8. Any top tips for companies looking for investment through a VCT?

The EIS and VCT qualification rules are often being tweaked which can be challenging for companies looking to raise capital under these schemes. My tip would be to work with an adviser who lives and breathes EIS/VCT so you will always be on the front foot when it comes to optimising your business for this type of funding. Whether it means capitalising a portion of your R&D or taking a modest EIS investment prior to the 7th anniversary of your first commercial sale. 

9. What red flags do you encounter with small businesses seeking finance?

Business models that scale the cost base too aggressively is a particular bugbear of mine. Rapidly increasing the headcount of a small team is very difficult to roll out logistically and has a huge impact on cash burn. It is also a challenge to retain the culture in a company with this level of scaling. Crucially, if revenues fall behind target for whatever reason, and of particular concern as we enter a recessionary environment, company morale can be damaged when having to let go exciting new hires within months of taking them on.

10. The consensus is that the UK is entering a recession. What impact does that have on your existing investments and the climate for new investments? 

Answering this question from the perspective of our VCTs much of our 50+ private VCT investments have a B2B subscription business model which means we are somewhat protected from the likely reduced levels of consumer discretionary spending. Drilling deeper into our software portfolio we have risk management, ESG and cyber security companies, which arguably become more important recessionary periods. Looking to history, our portfolio has been resilient throughout the COVID pandemic, I’m sure it helps that we have limited exposure to travel, hospitality, leisure. In terms of new investments, we continue to robustly interrogate financial models and perform sensitivity analysis prior to investing. 

However, we are now extra vigilant on companies maintaining a reasonable cash buffer and them being able to evidence rigorous cash management. We need business plans that can adapt depending on market conditions, reporting metrics to give adequate warning when required, then management teams capable of overseeing and enforcing necessary change.

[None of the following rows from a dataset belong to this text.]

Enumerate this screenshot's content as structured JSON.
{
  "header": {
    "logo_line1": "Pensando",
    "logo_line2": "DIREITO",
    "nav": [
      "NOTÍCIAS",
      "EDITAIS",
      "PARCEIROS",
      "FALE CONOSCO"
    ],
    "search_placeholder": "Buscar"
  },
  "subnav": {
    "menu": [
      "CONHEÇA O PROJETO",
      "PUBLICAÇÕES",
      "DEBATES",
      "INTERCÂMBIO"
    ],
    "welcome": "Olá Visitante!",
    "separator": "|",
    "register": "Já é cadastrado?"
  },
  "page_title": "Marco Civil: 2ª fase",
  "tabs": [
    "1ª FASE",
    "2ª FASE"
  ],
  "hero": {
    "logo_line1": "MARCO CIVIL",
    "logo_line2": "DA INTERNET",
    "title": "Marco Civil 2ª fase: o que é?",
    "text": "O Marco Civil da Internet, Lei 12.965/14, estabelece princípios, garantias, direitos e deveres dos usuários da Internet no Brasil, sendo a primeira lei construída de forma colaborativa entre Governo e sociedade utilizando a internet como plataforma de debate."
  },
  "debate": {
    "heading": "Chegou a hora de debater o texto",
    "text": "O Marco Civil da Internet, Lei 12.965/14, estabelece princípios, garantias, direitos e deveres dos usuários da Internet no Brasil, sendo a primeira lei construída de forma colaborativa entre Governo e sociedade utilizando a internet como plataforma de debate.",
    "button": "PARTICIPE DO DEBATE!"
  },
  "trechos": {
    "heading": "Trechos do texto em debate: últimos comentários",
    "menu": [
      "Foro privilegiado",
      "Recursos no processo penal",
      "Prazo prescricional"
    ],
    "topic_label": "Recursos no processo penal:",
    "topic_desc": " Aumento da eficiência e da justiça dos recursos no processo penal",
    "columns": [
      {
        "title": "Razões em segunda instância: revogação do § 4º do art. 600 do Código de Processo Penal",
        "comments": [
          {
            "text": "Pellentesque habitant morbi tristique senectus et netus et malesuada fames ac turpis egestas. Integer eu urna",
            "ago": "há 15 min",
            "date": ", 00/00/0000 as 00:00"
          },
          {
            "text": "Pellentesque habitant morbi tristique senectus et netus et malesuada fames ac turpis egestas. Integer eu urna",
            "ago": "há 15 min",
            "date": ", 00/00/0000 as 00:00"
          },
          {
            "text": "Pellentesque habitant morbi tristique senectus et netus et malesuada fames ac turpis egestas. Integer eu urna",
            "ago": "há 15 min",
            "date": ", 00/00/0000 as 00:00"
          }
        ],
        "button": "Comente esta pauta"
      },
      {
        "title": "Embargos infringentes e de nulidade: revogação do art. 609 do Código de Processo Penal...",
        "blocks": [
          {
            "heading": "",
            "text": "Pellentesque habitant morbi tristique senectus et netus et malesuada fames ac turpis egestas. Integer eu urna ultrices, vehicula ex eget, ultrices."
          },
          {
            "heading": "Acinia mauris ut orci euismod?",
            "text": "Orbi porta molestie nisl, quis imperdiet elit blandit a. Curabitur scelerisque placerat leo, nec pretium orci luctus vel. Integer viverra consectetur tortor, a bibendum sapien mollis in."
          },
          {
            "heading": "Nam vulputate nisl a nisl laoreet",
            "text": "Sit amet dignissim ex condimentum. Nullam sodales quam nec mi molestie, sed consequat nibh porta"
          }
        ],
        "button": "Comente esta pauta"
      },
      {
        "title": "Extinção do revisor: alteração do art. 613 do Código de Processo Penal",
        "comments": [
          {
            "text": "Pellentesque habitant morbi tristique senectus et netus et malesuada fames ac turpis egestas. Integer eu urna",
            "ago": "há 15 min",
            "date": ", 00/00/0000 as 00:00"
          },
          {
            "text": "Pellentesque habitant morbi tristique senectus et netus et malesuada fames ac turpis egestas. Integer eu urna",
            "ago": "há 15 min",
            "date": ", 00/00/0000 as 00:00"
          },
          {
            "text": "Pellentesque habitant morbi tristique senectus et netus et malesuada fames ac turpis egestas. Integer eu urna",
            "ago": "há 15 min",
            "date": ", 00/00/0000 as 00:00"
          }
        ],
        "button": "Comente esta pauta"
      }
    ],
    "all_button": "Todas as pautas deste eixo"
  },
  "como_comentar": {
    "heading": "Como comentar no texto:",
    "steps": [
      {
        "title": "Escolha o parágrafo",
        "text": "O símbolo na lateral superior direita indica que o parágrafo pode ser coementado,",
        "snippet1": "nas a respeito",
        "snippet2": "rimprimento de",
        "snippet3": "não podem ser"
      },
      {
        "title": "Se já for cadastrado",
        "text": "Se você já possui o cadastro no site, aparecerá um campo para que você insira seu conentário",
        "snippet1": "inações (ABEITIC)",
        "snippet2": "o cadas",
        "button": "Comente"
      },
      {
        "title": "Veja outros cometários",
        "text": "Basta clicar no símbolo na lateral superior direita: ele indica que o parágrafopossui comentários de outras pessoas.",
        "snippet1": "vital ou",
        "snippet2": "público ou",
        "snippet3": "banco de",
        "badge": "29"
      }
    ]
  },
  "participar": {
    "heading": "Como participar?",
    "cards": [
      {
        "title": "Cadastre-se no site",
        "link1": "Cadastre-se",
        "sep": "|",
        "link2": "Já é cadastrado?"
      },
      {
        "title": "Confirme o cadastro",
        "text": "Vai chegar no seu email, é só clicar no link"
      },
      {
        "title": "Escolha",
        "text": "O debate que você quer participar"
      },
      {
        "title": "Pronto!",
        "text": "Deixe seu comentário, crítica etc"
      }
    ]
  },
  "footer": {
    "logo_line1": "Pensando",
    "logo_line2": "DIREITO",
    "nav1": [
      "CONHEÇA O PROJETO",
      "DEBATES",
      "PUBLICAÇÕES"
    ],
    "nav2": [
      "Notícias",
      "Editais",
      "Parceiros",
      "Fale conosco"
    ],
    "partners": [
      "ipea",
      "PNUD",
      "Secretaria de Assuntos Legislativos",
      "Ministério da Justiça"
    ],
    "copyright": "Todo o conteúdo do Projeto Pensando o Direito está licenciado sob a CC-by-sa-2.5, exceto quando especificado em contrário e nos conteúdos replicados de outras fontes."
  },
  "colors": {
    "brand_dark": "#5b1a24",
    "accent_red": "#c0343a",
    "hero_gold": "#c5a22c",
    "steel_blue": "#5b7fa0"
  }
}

We work closely with management teams throughout the investment timeline but particularly during the 100-day planning process that occurs immediately post investment. A lot of focus will be spent optimising the company’s plans, so we have a resilient scalable model that is responsive to revenue growth. 

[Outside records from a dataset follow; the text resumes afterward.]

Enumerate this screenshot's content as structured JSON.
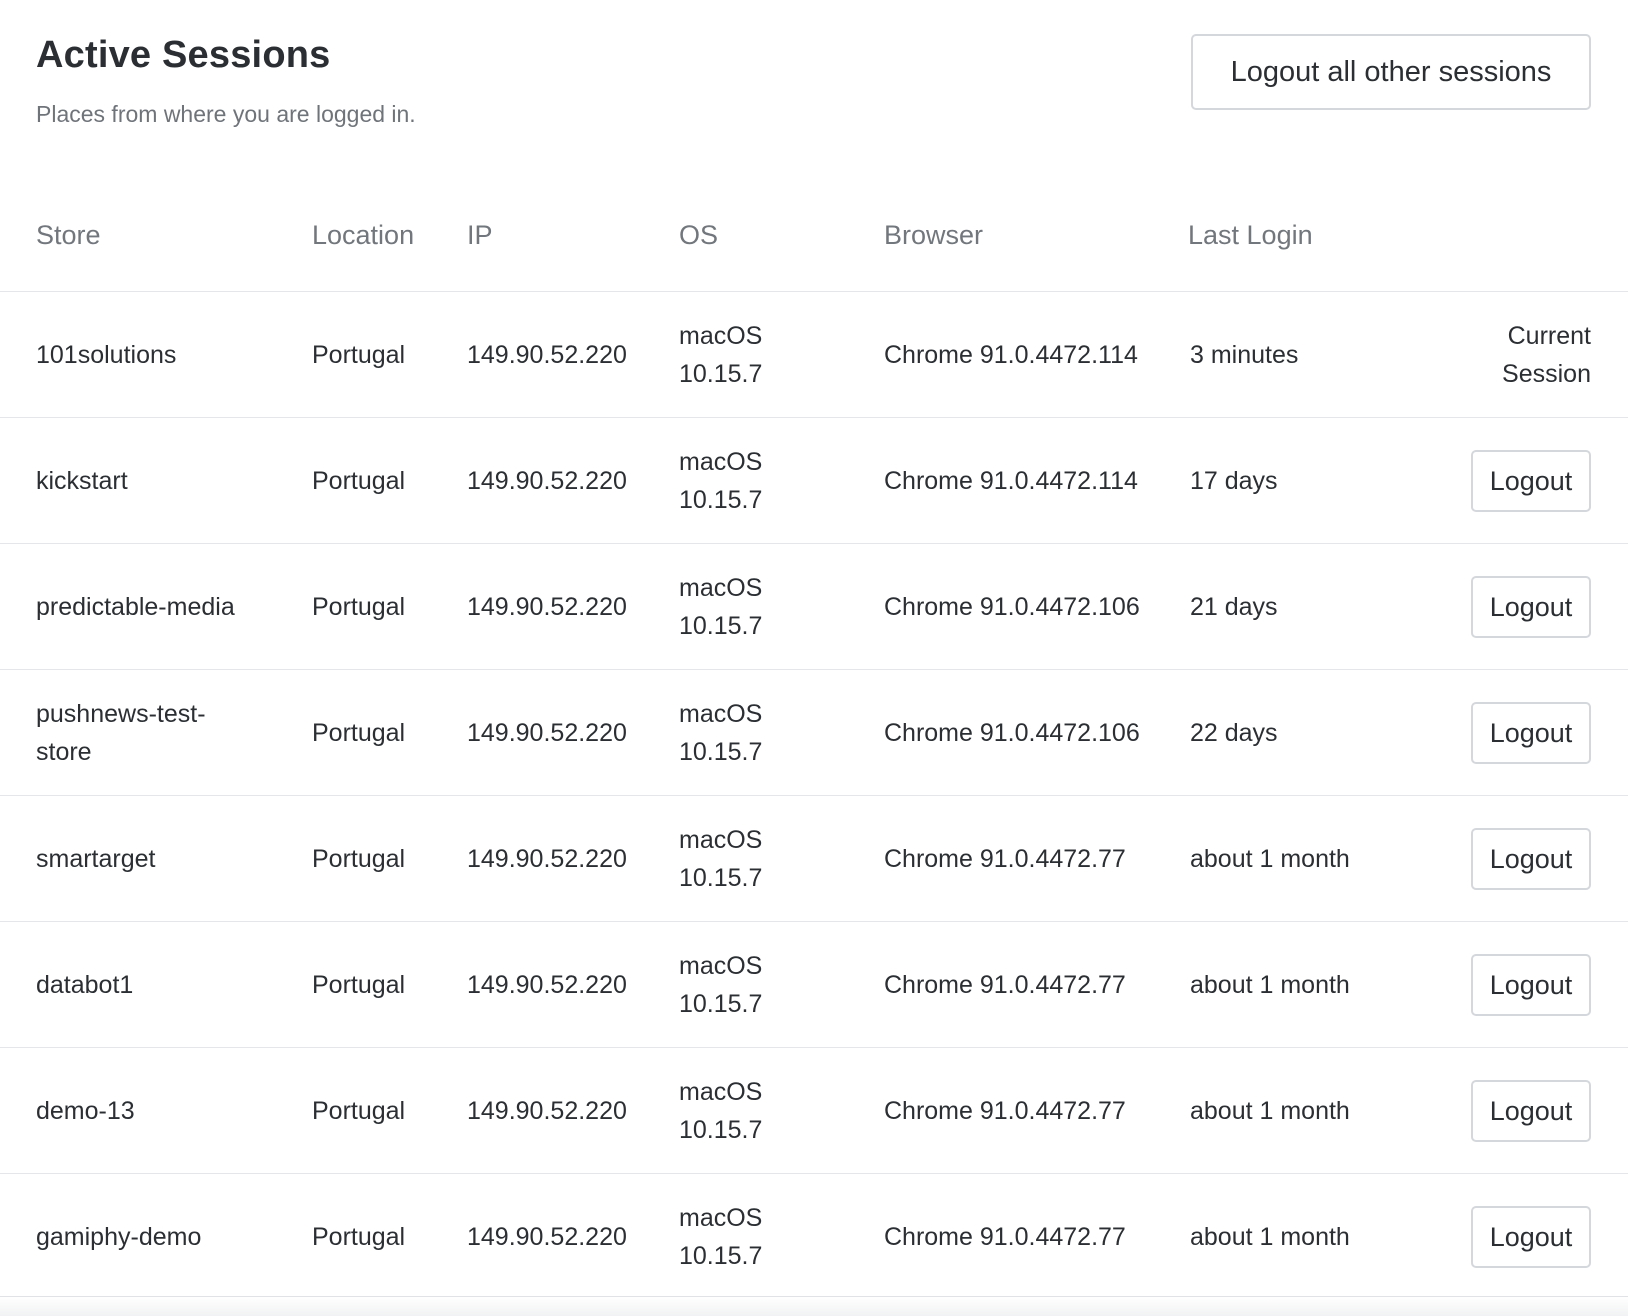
{
  "header": {
    "title": "Active Sessions",
    "subtitle": "Places from where you are logged in.",
    "logout_all_label": "Logout all other sessions"
  },
  "table": {
    "columns": {
      "store": "Store",
      "location": "Location",
      "ip": "IP",
      "os": "OS",
      "browser": "Browser",
      "last_login": "Last Login"
    },
    "rows": [
      {
        "store": "101solutions",
        "location": "Portugal",
        "ip": "149.90.52.220",
        "os_name": "macOS",
        "os_version": "10.15.7",
        "browser": "Chrome 91.0.4472.114",
        "last_login": "3 minutes",
        "current_line1": "Current",
        "current_line2": "Session"
      },
      {
        "store": "kickstart",
        "location": "Portugal",
        "ip": "149.90.52.220",
        "os_name": "macOS",
        "os_version": "10.15.7",
        "browser": "Chrome 91.0.4472.114",
        "last_login": "17 days",
        "action_label": "Logout"
      },
      {
        "store": "predictable-media",
        "location": "Portugal",
        "ip": "149.90.52.220",
        "os_name": "macOS",
        "os_version": "10.15.7",
        "browser": "Chrome 91.0.4472.106",
        "last_login": "21 days",
        "action_label": "Logout"
      },
      {
        "store": "pushnews-test-store",
        "location": "Portugal",
        "ip": "149.90.52.220",
        "os_name": "macOS",
        "os_version": "10.15.7",
        "browser": "Chrome 91.0.4472.106",
        "last_login": "22 days",
        "action_label": "Logout"
      },
      {
        "store": "smartarget",
        "location": "Portugal",
        "ip": "149.90.52.220",
        "os_name": "macOS",
        "os_version": "10.15.7",
        "browser": "Chrome 91.0.4472.77",
        "last_login": "about 1 month",
        "action_label": "Logout"
      },
      {
        "store": "databot1",
        "location": "Portugal",
        "ip": "149.90.52.220",
        "os_name": "macOS",
        "os_version": "10.15.7",
        "browser": "Chrome 91.0.4472.77",
        "last_login": "about 1 month",
        "action_label": "Logout"
      },
      {
        "store": "demo-13",
        "location": "Portugal",
        "ip": "149.90.52.220",
        "os_name": "macOS",
        "os_version": "10.15.7",
        "browser": "Chrome 91.0.4472.77",
        "last_login": "about 1 month",
        "action_label": "Logout"
      },
      {
        "store": "gamiphy-demo",
        "location": "Portugal",
        "ip": "149.90.52.220",
        "os_name": "macOS",
        "os_version": "10.15.7",
        "browser": "Chrome 91.0.4472.77",
        "last_login": "about 1 month",
        "action_label": "Logout"
      }
    ]
  }
}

11. How do you support businesses beyond the capital you provide? 

I have been investing in businesses using capital raised through EIS and VCTs for the past 15 years. During this time, I have worked very closely with numerous management teams. Although the sectors they operate in have been diverse: from healthcare, media and software, they do often face very similar challenges as they are at similar stages scaling up. This could include creating a structured sales process, introducing a digital marketing strategy, positioning to become a category king and, ultimately sourcing the next round of funding or an exit.

At Maven, we have a dedicated in house portfolio management team with operational experience to support companies with the common challenges they face in the scale-up stage. We can also tap into local eco-systems via our 11 regional offices and help provide relevant introductions to support companies as they scale.  However, ultimately cash is king. Where we stand out is our ability to provide end to end funding to investee companies starting with seed capital from our regionally managed funds, through growth capital via our VCTs and quasi cash out via our MBO funds and Maven Investment Partners.

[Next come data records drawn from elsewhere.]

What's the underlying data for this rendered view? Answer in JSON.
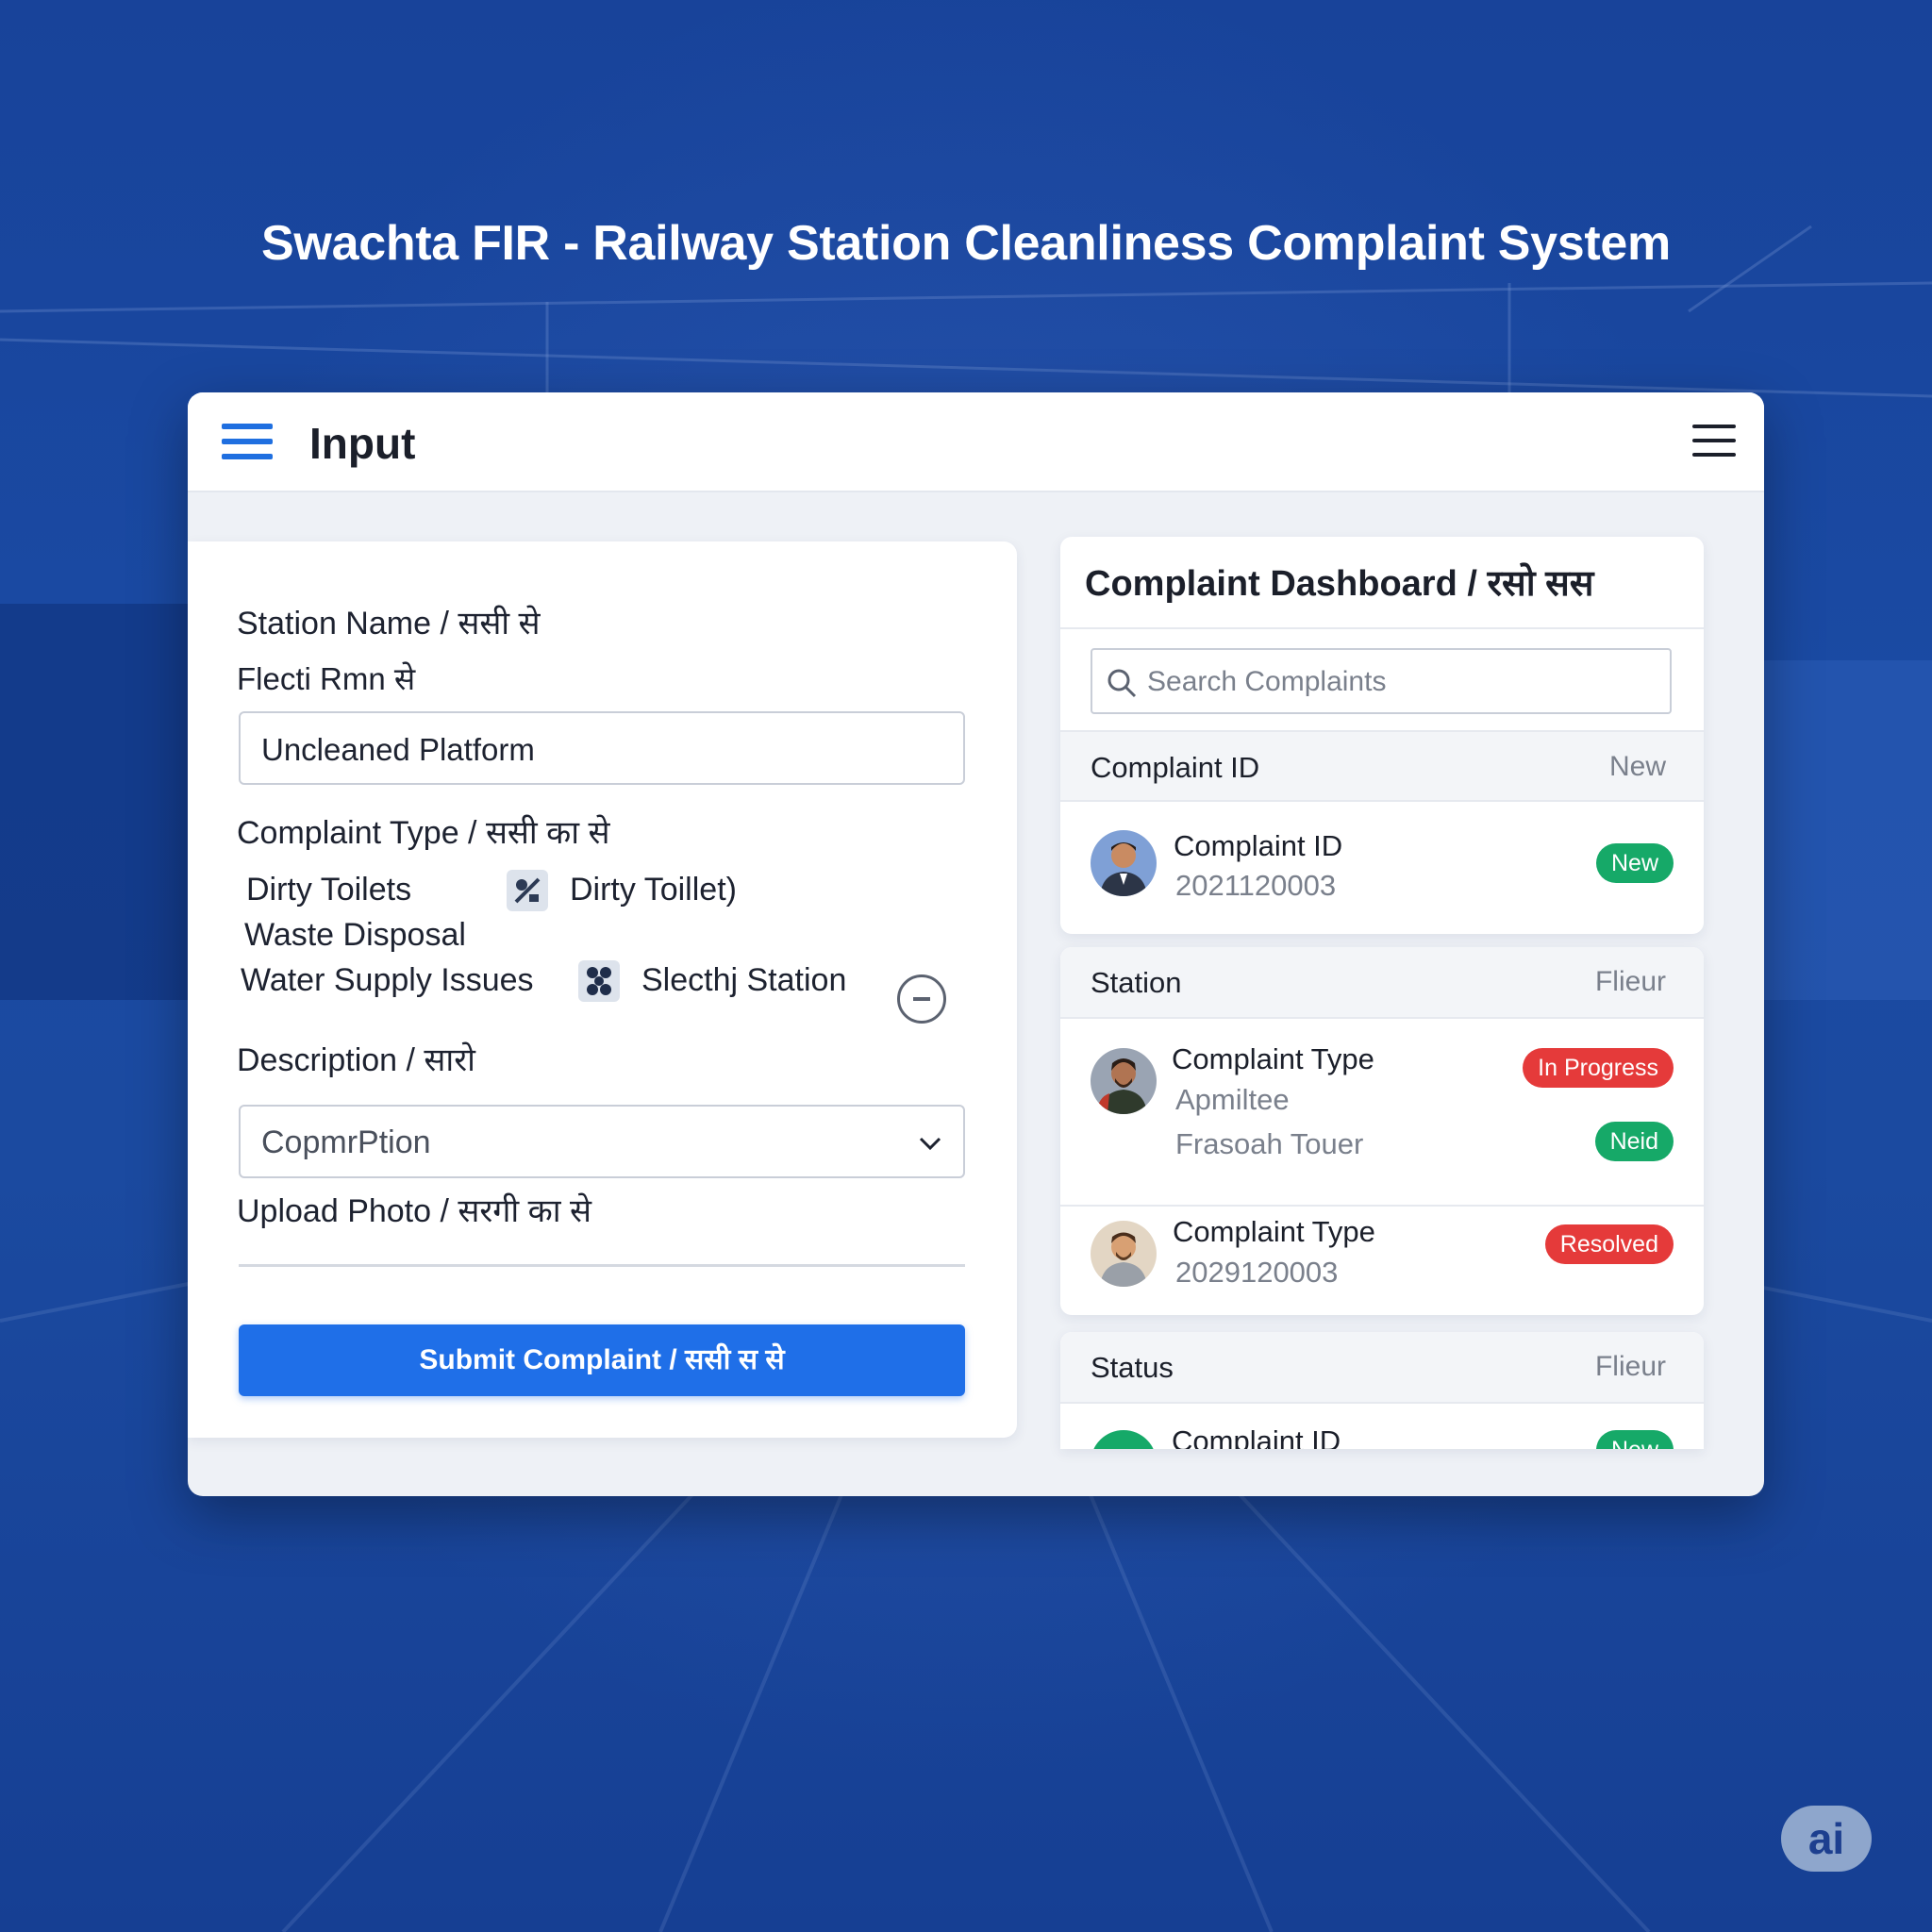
{
  "page": {
    "title": "Swachta FIR - Railway Station Cleanliness Complaint System"
  },
  "topbar": {
    "title": "Input"
  },
  "form": {
    "station_label": "Station Name / ससी से",
    "station_sublabel": "Flecti Rmn से",
    "station_value": "Uncleaned Platform",
    "type_label": "Complaint Type / ससी का से",
    "options": [
      "Dirty Toilets",
      "Dirty Toillet)",
      "Waste Disposal",
      "Water Supply Issues",
      "Slecthj Station"
    ],
    "description_label": "Description / सारो",
    "description_value": "CopmrPtion",
    "upload_label": "Upload Photo / सरगी का से",
    "submit_label": "Submit Complaint / ससी स से"
  },
  "dashboard": {
    "title": "Complaint Dashboard / रसो सस",
    "search_placeholder": "Search Complaints",
    "sections": [
      {
        "header": "Complaint ID",
        "header_right": "New",
        "rows": [
          {
            "title": "Complaint ID",
            "lines": [
              "2021120003"
            ],
            "badges": [
              "New"
            ]
          }
        ]
      },
      {
        "header": "Station",
        "header_right": "Flieur",
        "rows": [
          {
            "title": "Complaint Type",
            "lines": [
              "Apmiltee",
              "Frasoah Touer"
            ],
            "badges": [
              "In Progress",
              "Neid"
            ]
          },
          {
            "title": "Complaint Type",
            "lines": [
              "2029120003"
            ],
            "badges": [
              "Resolved"
            ]
          }
        ]
      },
      {
        "header": "Status",
        "header_right": "Flieur",
        "rows": [
          {
            "title": "Complaint ID",
            "lines": [],
            "badges": [
              "New"
            ]
          }
        ]
      }
    ]
  },
  "watermark": {
    "label": "ai"
  },
  "colors": {
    "background": "#1a4aa3",
    "primary": "#1f6fe8",
    "success": "#16a968",
    "danger": "#e53a3a"
  }
}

If you require funding for your business, you can apply here.

Posted in:

Subscribe for email updates